• [ACTION ITEM]:
The answer must consist of every line in the records below that contains the string "banner".

=======

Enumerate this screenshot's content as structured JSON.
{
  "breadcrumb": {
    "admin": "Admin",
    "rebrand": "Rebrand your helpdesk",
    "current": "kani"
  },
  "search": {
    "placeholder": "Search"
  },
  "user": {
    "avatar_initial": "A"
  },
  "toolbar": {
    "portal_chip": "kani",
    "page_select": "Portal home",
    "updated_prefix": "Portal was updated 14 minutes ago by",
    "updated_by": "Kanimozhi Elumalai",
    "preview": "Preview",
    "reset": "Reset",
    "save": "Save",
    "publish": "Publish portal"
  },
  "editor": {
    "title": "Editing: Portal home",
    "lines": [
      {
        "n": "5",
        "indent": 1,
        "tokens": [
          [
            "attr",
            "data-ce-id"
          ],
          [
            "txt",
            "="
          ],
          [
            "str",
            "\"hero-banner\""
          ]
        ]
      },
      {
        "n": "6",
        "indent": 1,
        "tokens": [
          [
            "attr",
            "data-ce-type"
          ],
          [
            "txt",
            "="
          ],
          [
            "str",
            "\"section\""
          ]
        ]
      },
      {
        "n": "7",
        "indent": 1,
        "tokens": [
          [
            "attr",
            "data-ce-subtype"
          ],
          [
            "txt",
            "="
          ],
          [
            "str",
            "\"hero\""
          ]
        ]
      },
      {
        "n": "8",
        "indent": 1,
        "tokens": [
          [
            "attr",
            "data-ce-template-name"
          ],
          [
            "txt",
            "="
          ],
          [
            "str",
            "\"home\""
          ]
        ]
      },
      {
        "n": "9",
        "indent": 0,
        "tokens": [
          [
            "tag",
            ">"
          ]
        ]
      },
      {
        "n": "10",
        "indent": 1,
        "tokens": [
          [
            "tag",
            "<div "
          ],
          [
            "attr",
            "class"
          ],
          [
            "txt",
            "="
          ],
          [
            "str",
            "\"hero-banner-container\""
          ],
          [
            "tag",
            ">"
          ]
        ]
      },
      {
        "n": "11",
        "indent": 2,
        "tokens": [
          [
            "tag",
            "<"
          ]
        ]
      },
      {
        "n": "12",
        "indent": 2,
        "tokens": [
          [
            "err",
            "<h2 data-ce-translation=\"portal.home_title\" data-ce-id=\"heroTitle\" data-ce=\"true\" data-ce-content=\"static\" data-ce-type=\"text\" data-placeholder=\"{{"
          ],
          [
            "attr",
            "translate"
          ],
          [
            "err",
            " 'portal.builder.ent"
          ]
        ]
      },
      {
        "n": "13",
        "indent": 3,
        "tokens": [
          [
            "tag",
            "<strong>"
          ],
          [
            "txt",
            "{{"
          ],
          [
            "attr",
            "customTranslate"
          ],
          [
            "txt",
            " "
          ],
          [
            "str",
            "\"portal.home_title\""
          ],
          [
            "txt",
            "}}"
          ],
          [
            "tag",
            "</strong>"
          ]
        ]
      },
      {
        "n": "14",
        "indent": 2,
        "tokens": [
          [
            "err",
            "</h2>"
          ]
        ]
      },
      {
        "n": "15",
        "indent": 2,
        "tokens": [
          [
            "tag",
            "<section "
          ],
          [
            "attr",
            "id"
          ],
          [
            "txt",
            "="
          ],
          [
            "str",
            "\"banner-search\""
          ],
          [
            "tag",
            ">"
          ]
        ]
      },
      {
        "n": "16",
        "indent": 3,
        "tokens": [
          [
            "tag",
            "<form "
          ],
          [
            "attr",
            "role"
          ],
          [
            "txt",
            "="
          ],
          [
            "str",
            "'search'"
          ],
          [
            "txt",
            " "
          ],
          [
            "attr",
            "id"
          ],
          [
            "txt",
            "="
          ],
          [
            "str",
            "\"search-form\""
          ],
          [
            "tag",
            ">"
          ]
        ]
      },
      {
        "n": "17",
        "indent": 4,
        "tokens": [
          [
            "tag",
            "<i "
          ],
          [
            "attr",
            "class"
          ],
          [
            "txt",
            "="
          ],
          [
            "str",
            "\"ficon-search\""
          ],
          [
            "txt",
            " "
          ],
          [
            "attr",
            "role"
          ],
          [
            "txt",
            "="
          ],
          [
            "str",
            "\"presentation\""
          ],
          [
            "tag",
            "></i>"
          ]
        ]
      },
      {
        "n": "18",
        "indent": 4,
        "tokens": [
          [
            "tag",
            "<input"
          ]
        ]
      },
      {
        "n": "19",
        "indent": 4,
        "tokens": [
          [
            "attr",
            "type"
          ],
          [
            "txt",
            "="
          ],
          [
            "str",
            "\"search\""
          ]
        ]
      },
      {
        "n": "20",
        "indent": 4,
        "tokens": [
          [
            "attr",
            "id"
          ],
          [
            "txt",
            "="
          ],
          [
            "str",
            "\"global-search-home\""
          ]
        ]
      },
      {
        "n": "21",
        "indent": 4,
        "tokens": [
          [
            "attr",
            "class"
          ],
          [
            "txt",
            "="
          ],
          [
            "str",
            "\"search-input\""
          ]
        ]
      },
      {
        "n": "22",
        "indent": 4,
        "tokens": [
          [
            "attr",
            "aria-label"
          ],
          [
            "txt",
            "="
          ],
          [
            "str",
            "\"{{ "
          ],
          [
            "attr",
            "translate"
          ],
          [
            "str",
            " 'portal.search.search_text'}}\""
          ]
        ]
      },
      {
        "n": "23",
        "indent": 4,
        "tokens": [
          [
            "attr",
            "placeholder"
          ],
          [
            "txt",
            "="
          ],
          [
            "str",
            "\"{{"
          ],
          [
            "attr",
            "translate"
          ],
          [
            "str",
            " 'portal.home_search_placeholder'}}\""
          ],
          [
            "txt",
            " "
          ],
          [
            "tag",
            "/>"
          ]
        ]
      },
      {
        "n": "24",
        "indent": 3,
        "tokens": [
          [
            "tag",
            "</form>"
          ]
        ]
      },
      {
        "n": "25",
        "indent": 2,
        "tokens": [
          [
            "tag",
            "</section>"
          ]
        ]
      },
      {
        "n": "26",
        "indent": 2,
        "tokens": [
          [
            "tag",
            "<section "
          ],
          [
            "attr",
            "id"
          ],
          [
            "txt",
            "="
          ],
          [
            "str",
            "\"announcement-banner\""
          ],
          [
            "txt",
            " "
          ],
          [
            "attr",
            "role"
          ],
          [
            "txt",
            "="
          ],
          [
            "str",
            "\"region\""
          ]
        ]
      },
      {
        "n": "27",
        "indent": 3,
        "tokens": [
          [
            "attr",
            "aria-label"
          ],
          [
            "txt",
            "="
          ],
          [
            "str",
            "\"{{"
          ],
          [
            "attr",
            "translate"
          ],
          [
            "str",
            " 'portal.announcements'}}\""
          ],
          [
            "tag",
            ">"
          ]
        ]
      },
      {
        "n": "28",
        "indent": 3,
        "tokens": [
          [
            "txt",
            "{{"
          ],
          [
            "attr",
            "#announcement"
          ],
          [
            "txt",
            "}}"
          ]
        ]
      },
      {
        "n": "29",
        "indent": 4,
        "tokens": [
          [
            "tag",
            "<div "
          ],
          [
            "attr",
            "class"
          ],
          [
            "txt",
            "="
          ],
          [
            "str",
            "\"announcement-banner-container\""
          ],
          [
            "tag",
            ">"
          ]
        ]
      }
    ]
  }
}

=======

• [TASK OUTPUT]:
            "\"hero-banner\""
            "\"hero-banner-container\""
            "\"banner-search\""
            "\"announcement-banner\""
            "\"announcement-banner-container\""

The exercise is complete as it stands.